Learn English Through Football Podcast: The Pecking Order
On today’s show I’ll be talking about some phrases connected with players who are not ‘starters’. These players are not in the first 11, but they are trying hard to get into the starting 11.
Here is an example from the Irish Mirror talking about the England team: ‘Rooney reckons the teenager (Mason Greenwood) is more of a natural goalscorer than Rashford and deserves to be second in the pecking order.’ Here Wayne Rooney, ex Manchester United and England striker is saying that Greenwood should be considered as the next choice striker, after Kane.
Stinger: You are listening to languagecaster.com (in Welsh)
OK, next we have two phrases to describe a player who has moved up the pecking order. The phrases are ‘push for a place‘ and ‘knock on the door‘.
Push for a place
The first phrase, push for a place, means a player is trying really hard in training to get a start int he first team.

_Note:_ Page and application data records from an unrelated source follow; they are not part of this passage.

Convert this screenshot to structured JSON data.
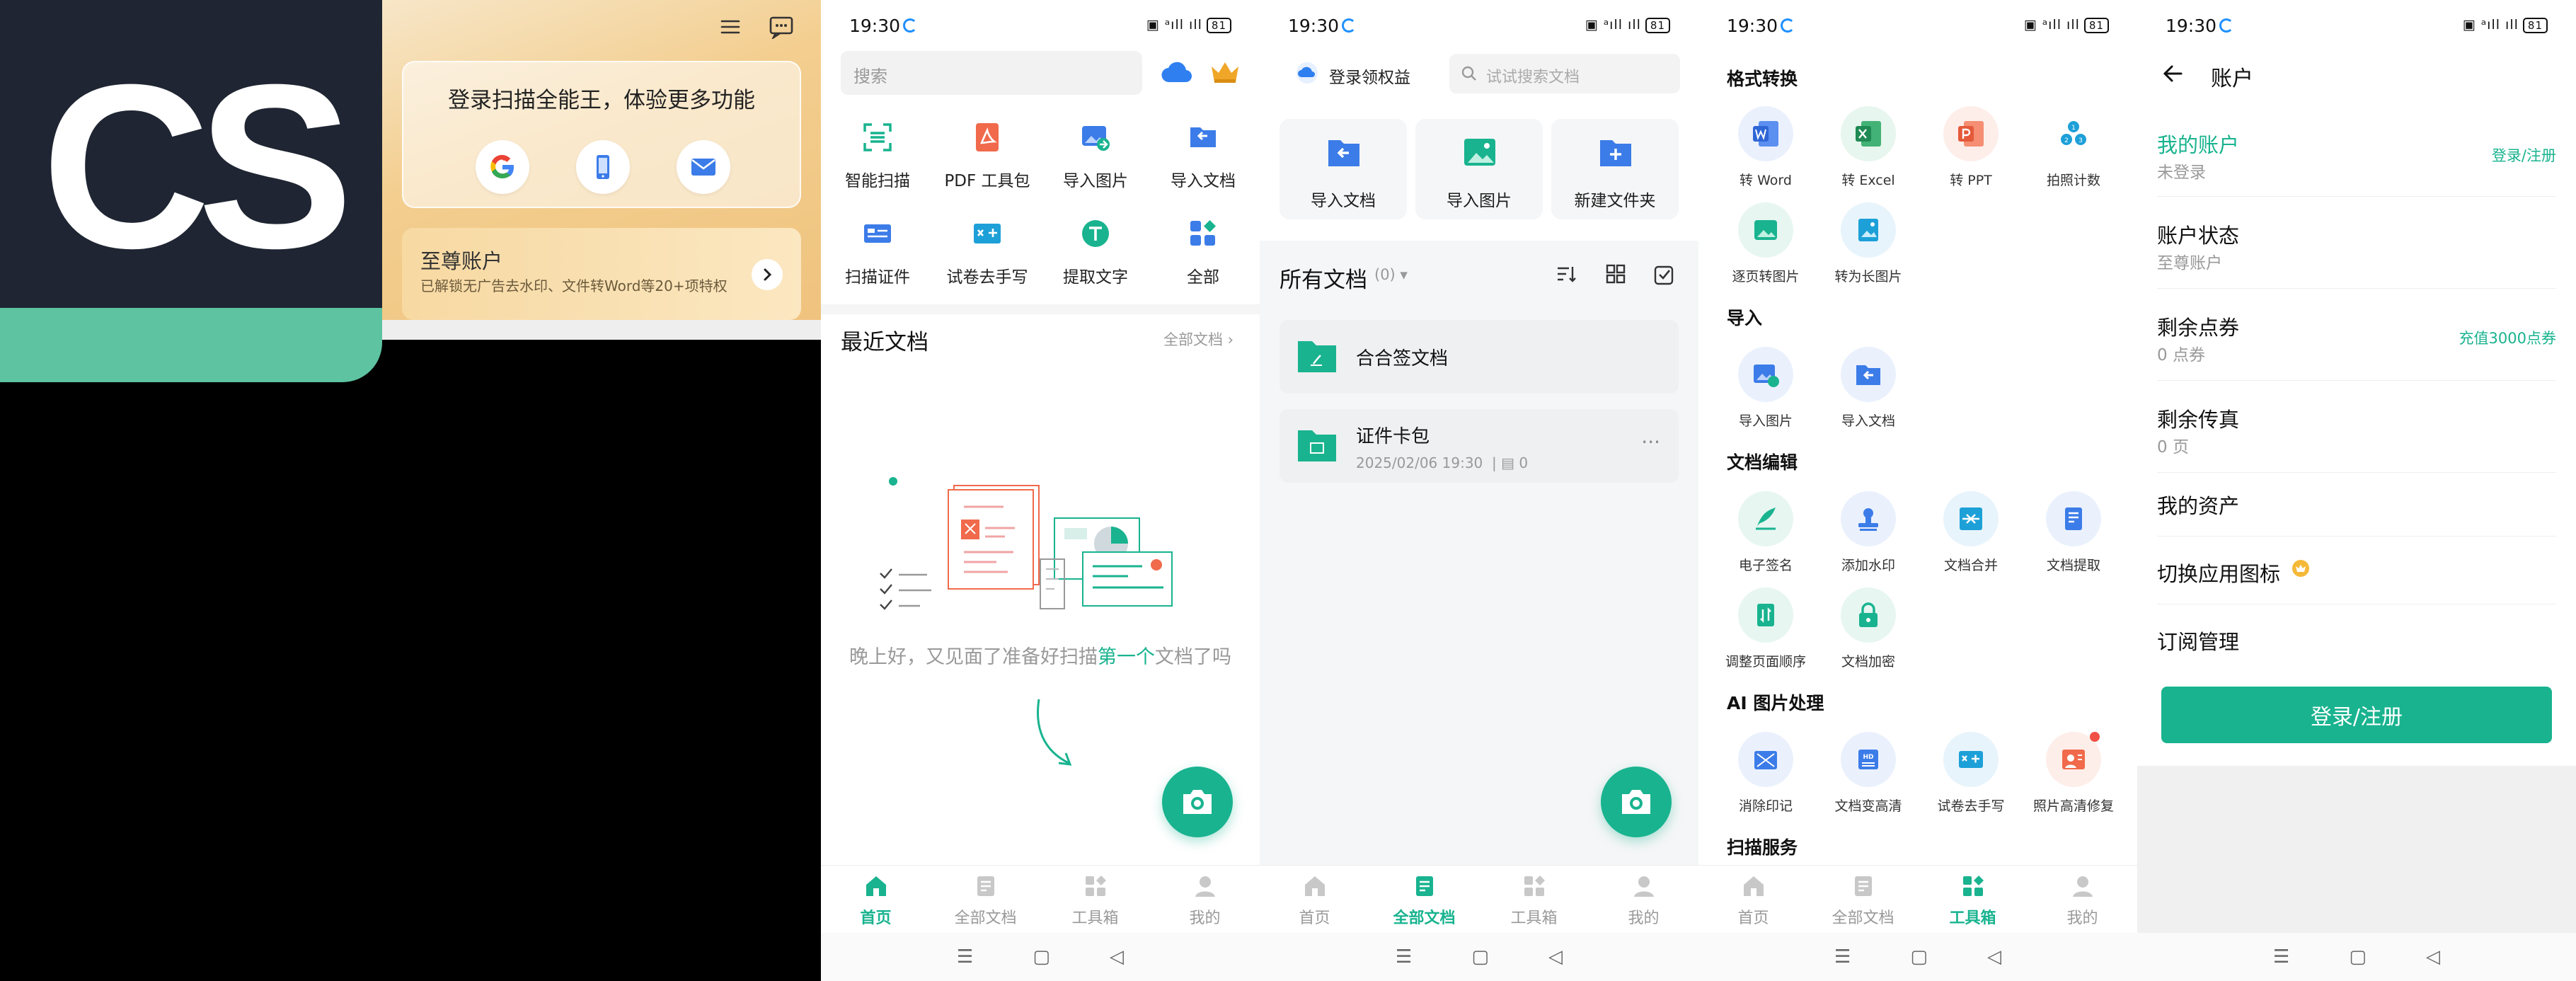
{
  "logo": {
    "text": "CS"
  },
  "login_panel": {
    "title": "登录扫描全能王，体验更多功能",
    "vip_title": "至尊账户",
    "vip_desc": "已解锁无广告去水印、文件转Word等20+项特权"
  },
  "status": {
    "time": "19:30",
    "battery": "81"
  },
  "home": {
    "search_placeholder": "搜索",
    "tools": [
      {
        "label": "智能扫描",
        "icon": "smart-scan-icon"
      },
      {
        "label": "PDF 工具包",
        "icon": "pdf-icon"
      },
      {
        "label": "导入图片",
        "icon": "import-image-icon"
      },
      {
        "label": "导入文档",
        "icon": "import-doc-icon"
      },
      {
        "label": "扫描证件",
        "icon": "id-card-icon"
      },
      {
        "label": "试卷去手写",
        "icon": "exam-icon"
      },
      {
        "label": "提取文字",
        "icon": "text-extract-icon"
      },
      {
        "label": "全部",
        "icon": "all-apps-icon"
      }
    ],
    "recent_title": "最近文档",
    "all_docs_link": "全部文档",
    "empty_text_a": "晚上好，又见面了准备好扫描",
    "empty_text_b": "第一个",
    "empty_text_c": "文档了吗"
  },
  "tabs": [
    {
      "label": "首页"
    },
    {
      "label": "全部文档"
    },
    {
      "label": "工具箱"
    },
    {
      "label": "我的"
    }
  ],
  "docs": {
    "login_benefit": "登录领权益",
    "search_placeholder": "试试搜索文档",
    "actions": [
      {
        "label": "导入文档"
      },
      {
        "label": "导入图片"
      },
      {
        "label": "新建文件夹"
      }
    ],
    "all_docs": "所有文档",
    "count": "(0)",
    "folders": [
      {
        "name": "合合签文档",
        "meta": "",
        "count": ""
      },
      {
        "name": "证件卡包",
        "meta": "2025/02/06 19:30",
        "count": "0"
      }
    ]
  },
  "toolbox": {
    "sections": [
      {
        "title": "格式转换",
        "items": [
          "转 Word",
          "转 Excel",
          "转 PPT",
          "拍照计数",
          "逐页转图片",
          "转为长图片"
        ]
      },
      {
        "title": "导入",
        "items": [
          "导入图片",
          "导入文档"
        ]
      },
      {
        "title": "文档编辑",
        "items": [
          "电子签名",
          "添加水印",
          "文档合并",
          "文档提取",
          "调整页面顺序",
          "文档加密"
        ]
      },
      {
        "title": "AI 图片处理",
        "items": [
          "消除印记",
          "文档变高清",
          "试卷去手写",
          "照片高清修复"
        ]
      },
      {
        "title": "扫描服务",
        "items": []
      }
    ]
  },
  "account": {
    "title": "账户",
    "rows": [
      {
        "label": "我的账户",
        "sub": "未登录",
        "action": "登录/注册"
      },
      {
        "label": "账户状态",
        "sub": "至尊账户",
        "action": ""
      },
      {
        "label": "剩余点券",
        "sub": "0 点券",
        "action": "充值3000点券"
      },
      {
        "label": "剩余传真",
        "sub": "0 页",
        "action": ""
      },
      {
        "label": "我的资产",
        "sub": "",
        "action": ""
      },
      {
        "label": "切换应用图标",
        "sub": "",
        "action": ""
      },
      {
        "label": "订阅管理",
        "sub": "",
        "action": ""
      }
    ],
    "login_button": "登录/注册"
  },
  "colors": {
    "accent": "#19b38f",
    "blue": "#3c7ce8",
    "red": "#f06a4b"
  }
}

They are playing very well, which puts pressure on the manager. the manager has to decide whether to reward the effort of the player pushing for a place, and choose them for the team.
Here’s a BBC headline with an example from 2018 about the 18-year Ben Woodburn, then at Liverpool: ‘Wales boss Ryan Giggs is expecting Liverpool’s Ben Woodburn to be pushing for a first-team place next season.’
Knock on the door
The next phrase is knock on the door, which means a player is doing well in training, has maybe caught the manager’s eye, and should be considered for the first team. In this phrase, the ‘door‘ means the manager’s door, so the image is of a player knocking on the manager’s door to say they are ready for the first team.
Here is an example from the Liverpool Echo : “Jurgen Klopp has highlighted four Liverpool youngsters who are knocking on the door of the first team.” This line means that some youth players are close to the first team; they are close to opening the door to a starting place in the first team.
Another meaning of knock on the door is used in a game to describe a team putting pressure on their opponent and close to scoring – the ‘door’ on this case is the opponent’s defence.
Stinger: You are listening to languagecaster.com (Vasco da Gama fan)
So, there we have three phrases talking about players close to the first team: pecking order, push for a place and knock on the door.
Join Damian and me next year for more on the language of football. Have a happy, healthy and peaceful new year! Ta-ra!